I started in on a geometry course with my older son this week. On Wednesday we were discussing some basic shapes and he asked a neat question: If you have a circle in a plane, are there more lines in the plane passing through the circle or more lines in the plane that don’t pass through the circle? Fun!

I told him that the answer to the question was a little more complicated than it seems, but we’d talk through it over the weekend. Well, the weekend is here and we talked through it this morning!

We started by introducing the question and talking about some of the non-intuitive properties of infinity. I thought the easiest place to start would be comparing the set of positive integers with the set of positive even integers since this comparison is a nice way to show that infinite sets are a little strange! I think that kids can understand some of the basic ideas about infinite sets, even if some of the concepts my be a little over their heads:

Next we moved on to a slightly more difficult question – comparing the set of positive integers with the set of positive integers that are powers of 2. In this case it looks like the second set is much smaller than the first one, and finding a way to see that these two sets have the same size did prove to be a challenge. However, with a little nudge, they were able to find a way to map the two sets to each other and even sort of answer the question “what is the opposite of powers?”

Probably the next natural step would be to show that the rational numbers are also countable, but I decided to skip that proof because I was worried that it would be more of a distraction and wouldn’t help so much with the question about lines and circles. Instead the next thing we talked about was comparing the real numbers to the integers via Cantor’s diagonal argument. This argument shows that there are more real numbers than integers. Although I didn’t necessarily want to focus on the different infinities, I thought it was important to help them understand the idea that just because two sets are infinite, they may not be the same size. In retrospect, I wish I wouldn’t have called this the “next infinity,” I guess we’ll have to correct that little slip the next time we talk about infinity.

With all of this background behind us, we moved on to answering the original question about lines and circles. We began by looking at a problem that is a little easier – what happens if we look only at vertical lines? Restricting our attention to this slightly easier problem allows us to see a surprising result – the number of points between 0 and 1 is the same as the number of points between 1 and infinity!

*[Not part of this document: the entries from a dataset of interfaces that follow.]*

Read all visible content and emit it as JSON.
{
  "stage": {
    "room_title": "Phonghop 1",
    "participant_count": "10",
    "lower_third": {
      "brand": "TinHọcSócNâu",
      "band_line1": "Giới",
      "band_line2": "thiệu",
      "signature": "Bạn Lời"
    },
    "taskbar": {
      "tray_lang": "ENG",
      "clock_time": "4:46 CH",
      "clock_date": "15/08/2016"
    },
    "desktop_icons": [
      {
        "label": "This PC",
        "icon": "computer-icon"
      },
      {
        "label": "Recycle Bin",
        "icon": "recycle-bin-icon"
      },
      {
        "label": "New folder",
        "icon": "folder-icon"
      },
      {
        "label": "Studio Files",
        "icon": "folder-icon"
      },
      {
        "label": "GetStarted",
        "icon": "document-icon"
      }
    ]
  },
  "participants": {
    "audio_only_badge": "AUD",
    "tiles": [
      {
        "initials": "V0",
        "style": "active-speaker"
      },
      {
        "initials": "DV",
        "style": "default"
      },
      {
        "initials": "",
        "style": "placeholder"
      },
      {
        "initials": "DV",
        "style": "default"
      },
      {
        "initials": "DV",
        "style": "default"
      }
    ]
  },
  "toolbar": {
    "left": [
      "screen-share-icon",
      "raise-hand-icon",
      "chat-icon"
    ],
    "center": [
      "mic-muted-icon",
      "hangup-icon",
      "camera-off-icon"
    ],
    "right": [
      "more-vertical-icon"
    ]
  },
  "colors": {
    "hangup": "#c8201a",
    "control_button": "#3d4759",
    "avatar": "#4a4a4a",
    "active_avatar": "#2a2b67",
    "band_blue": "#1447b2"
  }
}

Now with the discussion of the vertical lines out of the way we can solve the general problem if we can figure out how to deal with lines that aren’t vertical. As luck would have it my older son thought looking at horizontal lines would be a good way to start. That idea got the boys thinking about rotational symmetry and led them to the solution to the original problem! Unfortunately I got confused on one of the pictures, but hopefully that 30s of confusion didn’t cause too much confusion – the perils of illustrating some of these ideas early on Saturday morning!

This was a really enjoyable project and the boys seemed to have a lot of fun and stayed engaged all the way through. I’m extra happy that this project came from a question that my son asked earlier this week. It is nice to talk about some of these ideas from pure math every now and then. It helps show younger kids that math isn’t just about playing around with numbers.

There’s something I don’t quite get – in looking at the specific vertical lines within the circle, you used only rational numbers – 1/2, 1/3, 1/1,000,000, presumably 3/5 etc, which mapped to reciprocals that were also rational numbers – 2, 3, 5/3.

Is there something in the jump from talking about numbers to putting lines on a plane that means you can’t have a line thru a point at an irrational number? I’m phrasing this badly… there’s a point on the number line for 1/sqrt(2), right? But is there no point on the plane at 1/sqrt(2) through which a line can be drawn?

Because if there is a 1/sqrt(2) through the circle that maps to sqrt(2) not through the circle, wouldn’t that mean both the lines thru and the lines not thru would be uncountable infinities, but they’d somehow map to each other… that doesn’t sound possible (then again, most of this is so far beyond what seems possible, what’s one more thing).

I definitely could have (and probably should have) used an irrational number in the example there. The calculation would work exactly the same way -> for an irrational number x between 0 and 1, the reciprocal would be an irrational number greater than 1.

You are right that the number of vertical lines passing through the circle is uncountable, and the number of vertical lines not passing through the circle is also uncountable.

Thanks – great post. Wish I’d had this kind of thing when I was in school.